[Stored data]

>>

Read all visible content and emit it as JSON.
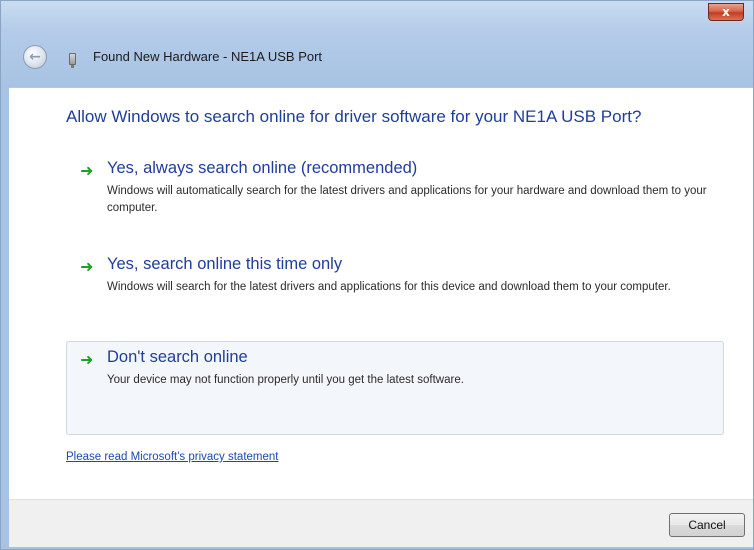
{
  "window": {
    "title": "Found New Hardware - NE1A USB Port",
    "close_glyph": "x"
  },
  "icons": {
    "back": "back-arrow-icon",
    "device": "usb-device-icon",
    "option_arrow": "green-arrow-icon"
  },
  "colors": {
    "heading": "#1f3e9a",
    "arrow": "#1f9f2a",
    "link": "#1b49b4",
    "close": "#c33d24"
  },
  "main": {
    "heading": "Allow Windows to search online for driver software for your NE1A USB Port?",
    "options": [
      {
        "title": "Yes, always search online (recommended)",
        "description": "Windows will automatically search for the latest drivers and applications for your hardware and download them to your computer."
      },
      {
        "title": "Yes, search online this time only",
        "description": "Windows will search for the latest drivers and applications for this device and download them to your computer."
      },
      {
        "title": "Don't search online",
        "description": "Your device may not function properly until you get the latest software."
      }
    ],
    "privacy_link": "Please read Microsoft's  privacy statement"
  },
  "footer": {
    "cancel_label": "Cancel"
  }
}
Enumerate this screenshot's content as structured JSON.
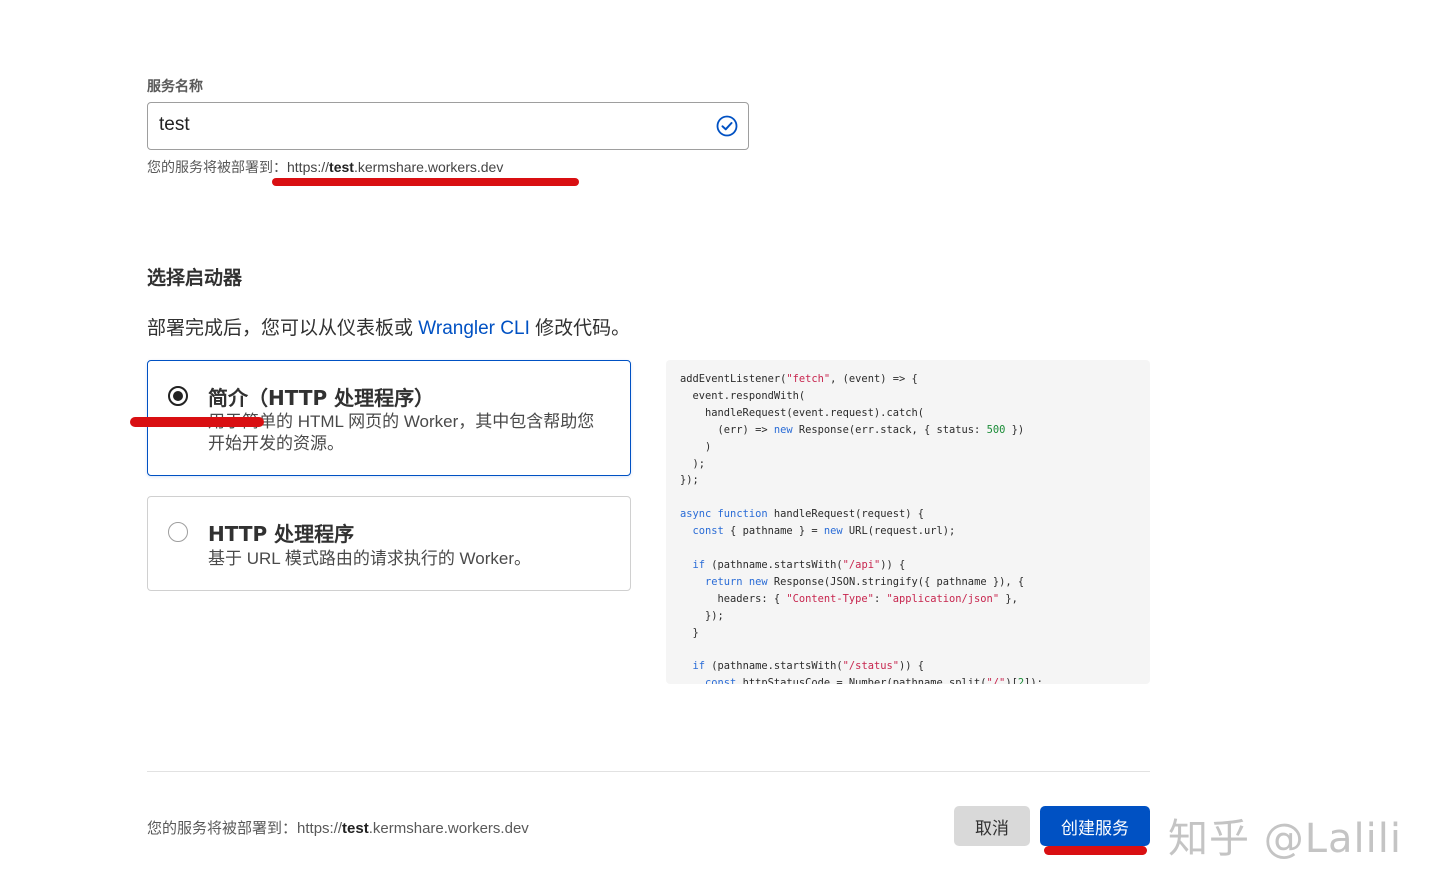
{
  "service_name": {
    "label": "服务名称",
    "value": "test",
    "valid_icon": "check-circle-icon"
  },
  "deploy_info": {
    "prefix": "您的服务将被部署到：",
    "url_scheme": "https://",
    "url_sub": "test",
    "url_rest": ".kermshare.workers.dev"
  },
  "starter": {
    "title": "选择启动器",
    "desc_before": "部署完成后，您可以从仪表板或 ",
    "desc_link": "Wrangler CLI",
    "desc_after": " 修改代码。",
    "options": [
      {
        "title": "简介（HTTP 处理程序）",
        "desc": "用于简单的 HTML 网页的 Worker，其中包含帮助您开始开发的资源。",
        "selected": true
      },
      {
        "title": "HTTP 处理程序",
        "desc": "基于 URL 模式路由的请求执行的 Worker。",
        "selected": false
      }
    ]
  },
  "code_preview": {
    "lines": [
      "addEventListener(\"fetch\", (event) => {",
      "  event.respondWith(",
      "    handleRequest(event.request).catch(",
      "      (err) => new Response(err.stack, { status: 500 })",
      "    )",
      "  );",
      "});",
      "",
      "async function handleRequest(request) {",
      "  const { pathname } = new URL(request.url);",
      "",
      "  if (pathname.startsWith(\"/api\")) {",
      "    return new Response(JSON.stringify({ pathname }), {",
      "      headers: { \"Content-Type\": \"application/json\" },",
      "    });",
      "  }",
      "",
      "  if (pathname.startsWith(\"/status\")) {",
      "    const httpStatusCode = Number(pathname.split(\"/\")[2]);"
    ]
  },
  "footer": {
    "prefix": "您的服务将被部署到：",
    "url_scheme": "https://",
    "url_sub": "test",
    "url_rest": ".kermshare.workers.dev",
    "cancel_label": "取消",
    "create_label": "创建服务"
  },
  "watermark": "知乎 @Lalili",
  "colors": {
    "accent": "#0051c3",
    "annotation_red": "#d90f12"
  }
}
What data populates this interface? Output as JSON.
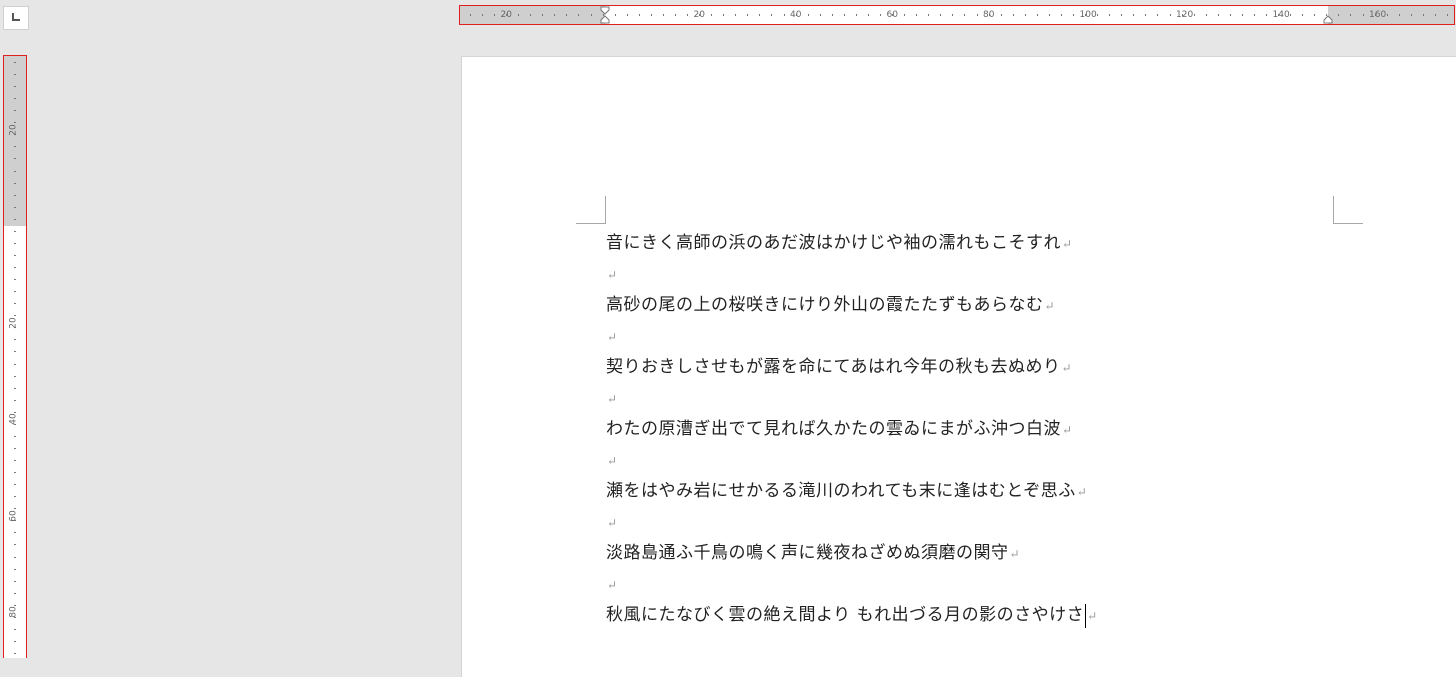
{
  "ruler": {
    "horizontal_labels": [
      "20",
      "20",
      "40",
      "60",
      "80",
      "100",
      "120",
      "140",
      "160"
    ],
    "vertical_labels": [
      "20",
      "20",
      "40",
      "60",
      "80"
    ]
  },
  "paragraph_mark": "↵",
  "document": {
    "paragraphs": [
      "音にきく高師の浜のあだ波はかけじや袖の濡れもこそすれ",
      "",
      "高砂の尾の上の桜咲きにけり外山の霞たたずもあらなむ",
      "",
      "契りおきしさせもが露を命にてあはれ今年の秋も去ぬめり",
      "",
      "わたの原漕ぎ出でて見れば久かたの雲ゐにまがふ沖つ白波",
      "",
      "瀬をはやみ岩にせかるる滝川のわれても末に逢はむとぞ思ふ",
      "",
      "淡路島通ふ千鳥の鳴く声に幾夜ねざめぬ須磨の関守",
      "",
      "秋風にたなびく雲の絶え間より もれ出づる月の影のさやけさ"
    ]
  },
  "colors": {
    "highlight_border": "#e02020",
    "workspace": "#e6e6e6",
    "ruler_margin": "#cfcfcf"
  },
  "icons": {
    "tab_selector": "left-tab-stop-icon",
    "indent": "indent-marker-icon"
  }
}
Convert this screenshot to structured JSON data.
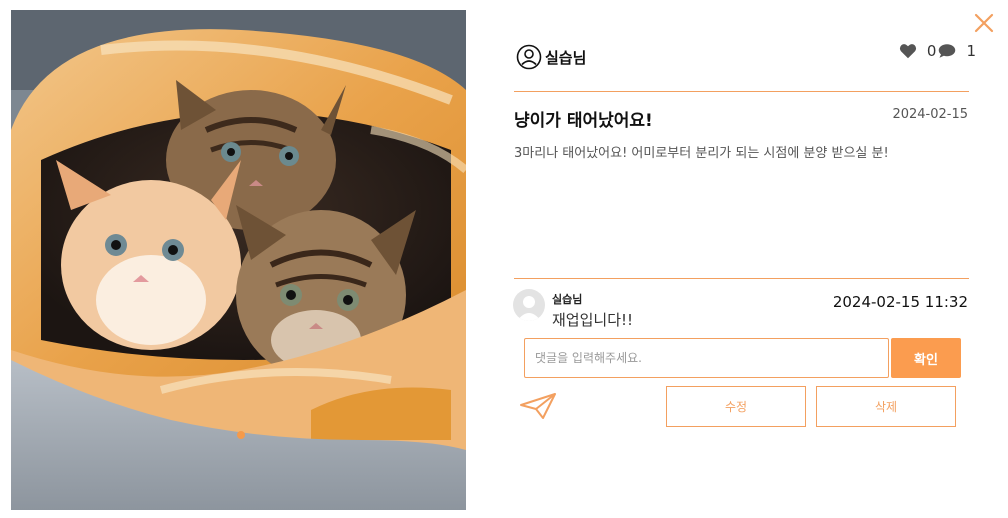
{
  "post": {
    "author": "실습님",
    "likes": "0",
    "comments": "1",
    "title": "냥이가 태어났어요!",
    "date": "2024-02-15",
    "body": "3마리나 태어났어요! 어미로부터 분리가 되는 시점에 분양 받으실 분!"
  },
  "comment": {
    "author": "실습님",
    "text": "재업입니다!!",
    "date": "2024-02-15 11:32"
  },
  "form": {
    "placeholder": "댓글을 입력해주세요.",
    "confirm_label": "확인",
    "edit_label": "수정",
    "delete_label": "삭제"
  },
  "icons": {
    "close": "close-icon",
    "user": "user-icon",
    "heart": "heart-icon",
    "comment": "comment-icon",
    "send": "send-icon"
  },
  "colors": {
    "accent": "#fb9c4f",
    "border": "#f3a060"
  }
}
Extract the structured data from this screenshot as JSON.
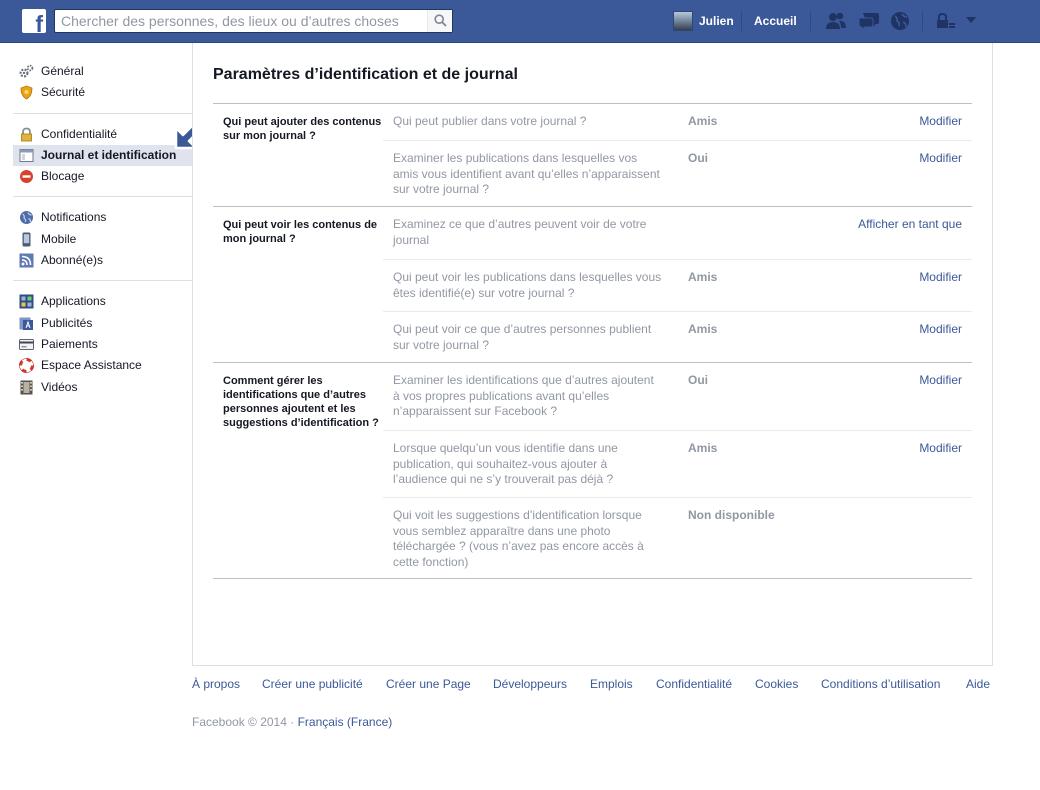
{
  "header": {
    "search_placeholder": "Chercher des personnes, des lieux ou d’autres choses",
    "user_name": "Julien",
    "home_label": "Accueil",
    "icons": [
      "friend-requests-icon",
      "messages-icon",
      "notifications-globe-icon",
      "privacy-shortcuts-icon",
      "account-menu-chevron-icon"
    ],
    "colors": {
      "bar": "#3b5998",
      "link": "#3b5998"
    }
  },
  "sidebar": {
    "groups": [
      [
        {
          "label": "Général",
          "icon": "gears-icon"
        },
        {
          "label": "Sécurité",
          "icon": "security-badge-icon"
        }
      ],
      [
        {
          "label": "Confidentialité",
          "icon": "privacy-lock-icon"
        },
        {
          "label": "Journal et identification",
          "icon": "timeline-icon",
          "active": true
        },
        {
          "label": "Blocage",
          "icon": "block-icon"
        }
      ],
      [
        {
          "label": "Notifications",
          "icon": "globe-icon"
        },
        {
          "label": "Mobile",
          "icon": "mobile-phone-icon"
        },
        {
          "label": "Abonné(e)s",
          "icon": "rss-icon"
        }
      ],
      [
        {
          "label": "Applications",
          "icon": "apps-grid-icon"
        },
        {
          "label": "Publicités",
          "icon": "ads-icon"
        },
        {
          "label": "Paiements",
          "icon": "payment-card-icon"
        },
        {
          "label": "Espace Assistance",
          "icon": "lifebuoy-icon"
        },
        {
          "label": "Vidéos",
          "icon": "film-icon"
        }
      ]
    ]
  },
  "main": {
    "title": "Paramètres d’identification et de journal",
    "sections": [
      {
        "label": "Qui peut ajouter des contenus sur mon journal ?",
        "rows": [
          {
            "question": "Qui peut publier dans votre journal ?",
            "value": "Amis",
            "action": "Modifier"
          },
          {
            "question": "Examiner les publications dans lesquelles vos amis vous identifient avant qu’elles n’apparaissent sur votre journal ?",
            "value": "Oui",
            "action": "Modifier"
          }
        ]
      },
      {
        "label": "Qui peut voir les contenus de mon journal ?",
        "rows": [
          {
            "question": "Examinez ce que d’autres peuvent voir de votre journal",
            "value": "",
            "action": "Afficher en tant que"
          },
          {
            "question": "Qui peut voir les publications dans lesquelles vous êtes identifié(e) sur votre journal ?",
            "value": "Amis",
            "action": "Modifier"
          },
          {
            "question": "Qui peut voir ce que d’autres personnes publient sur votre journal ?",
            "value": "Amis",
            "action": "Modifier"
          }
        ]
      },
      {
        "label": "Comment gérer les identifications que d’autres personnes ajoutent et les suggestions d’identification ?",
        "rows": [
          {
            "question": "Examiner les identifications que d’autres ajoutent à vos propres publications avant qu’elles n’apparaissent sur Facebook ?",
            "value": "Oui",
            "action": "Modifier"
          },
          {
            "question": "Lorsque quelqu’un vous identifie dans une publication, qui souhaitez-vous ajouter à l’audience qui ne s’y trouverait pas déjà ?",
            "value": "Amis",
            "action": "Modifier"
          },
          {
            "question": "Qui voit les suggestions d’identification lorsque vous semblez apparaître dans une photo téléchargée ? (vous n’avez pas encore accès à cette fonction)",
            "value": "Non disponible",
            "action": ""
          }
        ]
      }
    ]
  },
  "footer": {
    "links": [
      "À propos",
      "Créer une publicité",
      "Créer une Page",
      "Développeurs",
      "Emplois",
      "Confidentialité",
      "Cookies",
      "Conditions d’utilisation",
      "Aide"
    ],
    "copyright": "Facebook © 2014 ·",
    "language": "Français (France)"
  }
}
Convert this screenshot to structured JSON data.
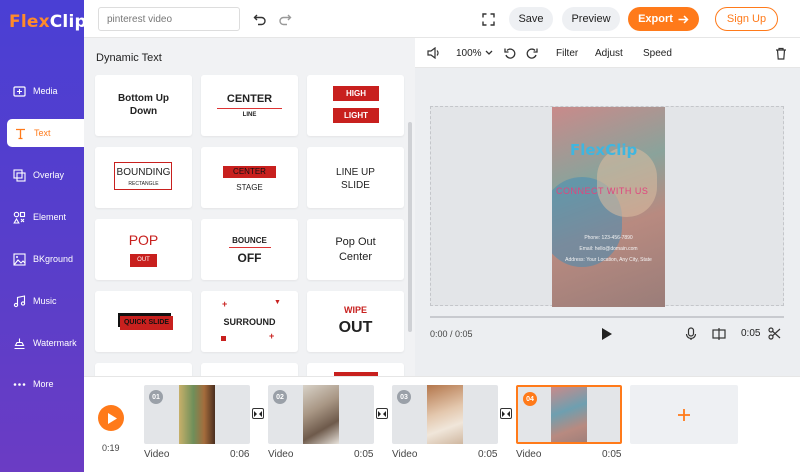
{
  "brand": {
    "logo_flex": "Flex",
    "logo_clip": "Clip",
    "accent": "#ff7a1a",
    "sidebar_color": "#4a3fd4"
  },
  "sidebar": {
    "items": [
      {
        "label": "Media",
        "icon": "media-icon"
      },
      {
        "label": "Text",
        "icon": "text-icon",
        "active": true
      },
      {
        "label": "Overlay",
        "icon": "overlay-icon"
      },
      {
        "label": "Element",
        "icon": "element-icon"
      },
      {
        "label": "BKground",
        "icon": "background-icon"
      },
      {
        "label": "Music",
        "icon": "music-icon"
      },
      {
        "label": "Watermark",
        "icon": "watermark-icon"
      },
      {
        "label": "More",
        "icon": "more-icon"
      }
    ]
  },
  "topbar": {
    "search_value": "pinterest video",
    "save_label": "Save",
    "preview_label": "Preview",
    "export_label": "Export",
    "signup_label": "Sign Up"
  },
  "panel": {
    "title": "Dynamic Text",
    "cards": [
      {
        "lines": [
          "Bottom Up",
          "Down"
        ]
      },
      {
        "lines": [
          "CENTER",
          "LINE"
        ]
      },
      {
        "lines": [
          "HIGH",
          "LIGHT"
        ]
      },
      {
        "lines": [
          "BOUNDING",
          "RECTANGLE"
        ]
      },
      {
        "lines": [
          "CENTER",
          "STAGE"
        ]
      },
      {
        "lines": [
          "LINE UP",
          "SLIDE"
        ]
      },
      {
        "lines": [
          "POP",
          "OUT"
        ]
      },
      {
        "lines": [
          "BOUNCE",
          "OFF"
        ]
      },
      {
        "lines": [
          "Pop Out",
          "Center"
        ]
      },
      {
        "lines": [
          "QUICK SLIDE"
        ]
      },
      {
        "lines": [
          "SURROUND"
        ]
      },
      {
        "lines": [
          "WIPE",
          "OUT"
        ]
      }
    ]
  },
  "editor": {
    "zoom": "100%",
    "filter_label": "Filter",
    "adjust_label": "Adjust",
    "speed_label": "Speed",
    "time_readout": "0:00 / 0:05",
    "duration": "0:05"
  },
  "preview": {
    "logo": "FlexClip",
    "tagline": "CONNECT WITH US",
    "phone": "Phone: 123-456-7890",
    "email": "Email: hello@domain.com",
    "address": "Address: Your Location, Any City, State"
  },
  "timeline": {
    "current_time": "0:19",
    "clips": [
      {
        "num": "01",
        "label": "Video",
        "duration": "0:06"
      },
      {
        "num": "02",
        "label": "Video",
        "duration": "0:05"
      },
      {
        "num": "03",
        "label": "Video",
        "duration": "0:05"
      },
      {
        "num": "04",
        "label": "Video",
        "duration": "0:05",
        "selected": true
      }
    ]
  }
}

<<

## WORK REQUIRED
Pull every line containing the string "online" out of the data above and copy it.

## FINISHED EXERCISE
    "heading": "Allow Windows to search online for driver software for your NE1A USB Port?",
        "title": "Yes, always search online (recommended)",
        "title": "Yes, search online this time only",
        "title": "Don't search online",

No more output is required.